I’m a scented candle hoarder, and on my travels through the candle-buying world I often see claims that soy wax doesn’t produce soot. This is completely false. No fuel can, in and of itself, be “soot-free”. Here’s why:
The technical term for burning is combustion – as well as fires, this includes the burning of petrol inside motor engines. You need a mixture of fuel (in this case, candle wax) and oxygen (from the air), and a source of ignition (a match).
For the most efficient burning of the fuel (i.e. getting as much energy out of it as possible), you want complete combustion – that is, you want the products to only be carbon dioxide and water.
This means you need the perfect ratio of fuel and oxygen. In reality, it’s impossible to have the perfect ratio of fuel and oxygen, and generally it’s oxygen in the air you run out of, so you end up with what’s called incomplete combustion – that is, some of the chemicals produced can still be burnt to produce more energy.
Soot is made up almost entirely of carbon produced during incomplete combustion. So all you have to do to get any candle (even a soy candle) to give off soot is to simply not give it enough oxygen! Unless the candle manufacturer is in your house ensuring your candle is being burnt in exactly the right environment, they can’t honestly guarantee you a soot-free candle.
You don’t even have to do anything for soot formation to happen – unless you’re actively introducing new oxygen, it’s almost impossible to get exclusively complete combustion.
The easiest way to tell if you have complete or incomplete combustion is to look at the flame colour – complete combustion (and higher temperatures) is typically indicated by blue, while incomplete combustion (and lower temperatures) is associated with yellow. When was the last time you had a completely blue candle flame?
Of course, while you can’t get rid of incomplete combustion entirely, there are some things that you should avoid:
– Too large a wick size – The smaller your wick, the less fuel will be burnt at any time, which increases the chances of new, oxygen-rich air circulating into the flame.

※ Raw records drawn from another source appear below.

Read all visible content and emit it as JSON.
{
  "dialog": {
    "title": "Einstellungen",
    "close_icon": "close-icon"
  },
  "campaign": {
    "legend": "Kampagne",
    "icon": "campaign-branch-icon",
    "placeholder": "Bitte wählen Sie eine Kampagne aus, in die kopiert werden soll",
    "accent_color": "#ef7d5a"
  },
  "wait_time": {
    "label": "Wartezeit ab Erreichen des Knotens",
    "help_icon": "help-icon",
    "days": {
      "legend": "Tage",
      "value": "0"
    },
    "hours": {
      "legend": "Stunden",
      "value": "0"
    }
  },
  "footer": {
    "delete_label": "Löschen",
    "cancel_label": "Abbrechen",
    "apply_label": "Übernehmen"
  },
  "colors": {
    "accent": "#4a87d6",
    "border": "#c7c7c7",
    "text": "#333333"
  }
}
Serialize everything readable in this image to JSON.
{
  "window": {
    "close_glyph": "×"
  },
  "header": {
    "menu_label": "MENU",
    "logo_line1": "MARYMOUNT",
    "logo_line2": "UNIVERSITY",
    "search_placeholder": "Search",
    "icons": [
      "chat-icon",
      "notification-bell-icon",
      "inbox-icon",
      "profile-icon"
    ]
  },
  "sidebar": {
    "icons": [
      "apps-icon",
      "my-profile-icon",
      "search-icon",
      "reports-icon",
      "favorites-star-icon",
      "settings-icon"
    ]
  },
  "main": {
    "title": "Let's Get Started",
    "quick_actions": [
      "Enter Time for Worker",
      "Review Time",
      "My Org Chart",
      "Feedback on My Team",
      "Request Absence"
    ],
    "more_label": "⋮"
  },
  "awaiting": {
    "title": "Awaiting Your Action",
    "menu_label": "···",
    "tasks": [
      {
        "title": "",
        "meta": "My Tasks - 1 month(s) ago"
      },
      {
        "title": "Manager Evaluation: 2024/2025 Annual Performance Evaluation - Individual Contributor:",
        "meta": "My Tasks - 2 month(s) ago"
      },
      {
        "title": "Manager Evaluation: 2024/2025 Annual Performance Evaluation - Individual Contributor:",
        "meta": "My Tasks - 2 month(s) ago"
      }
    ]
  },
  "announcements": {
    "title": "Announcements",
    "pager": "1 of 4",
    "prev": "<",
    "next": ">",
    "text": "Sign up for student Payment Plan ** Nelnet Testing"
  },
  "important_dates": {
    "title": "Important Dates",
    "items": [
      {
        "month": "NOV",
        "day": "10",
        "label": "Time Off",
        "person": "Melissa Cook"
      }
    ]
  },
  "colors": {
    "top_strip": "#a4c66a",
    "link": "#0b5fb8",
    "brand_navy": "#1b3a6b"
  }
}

Of course, if your wick is too small for the camdle, then you’ll get tunneling. You can always control the wick length though – trim before you light.
– Too much scent – The scent chemicals are different to the relatively uniform wax – they contain lots of random compounds which might not turn so cleanly into carbon dioxide and water, even at the best of times. Most candle makers adjust the amount of scent accordingly.
– Drafts – Disturbing the flame (i.e. the combustion reaction) will generally result in a plume of smoke.
So if you ever see a small Asian girl shaking her fist at a soy candle description, this is probably why! There are lots of reasons to buy soy candles, but avoiding soot isn’t one of them.
7 thoughts on “Are soy candles soot-free?”
Hahah I just pictured you shaking your fist at a candle – funny! Very informative. Guess we better let the Dusk ladies sell us those candle wick trimmers and other candle tools…. lol
Wick trimming definitely helps the incomplete burning problem – it also reduce the risk of fire! But it always seems so fiddly with all the tools – I usually just chop the wick with scissors and fish it out of the wax with a toothpick after the candle’s gone out.
How interesting! I enjoy these informative posts from your smarty pants brain. 🙂
I’m so glad you do! 🙂
I’ve never really given it much though.. have only recently began a new crush with scented candles to this info is good to know 🙂
Oh no! It’s a long downward spiral… join usssss.
so good to know! I’ve always wondered about this because I’ve noticed anecdotally that my soy wax candles always leave more visible soot than other ones. (I burned one recently and my snot turned black, yikes) But maybe I was just less diligent about trimming those wicks by chance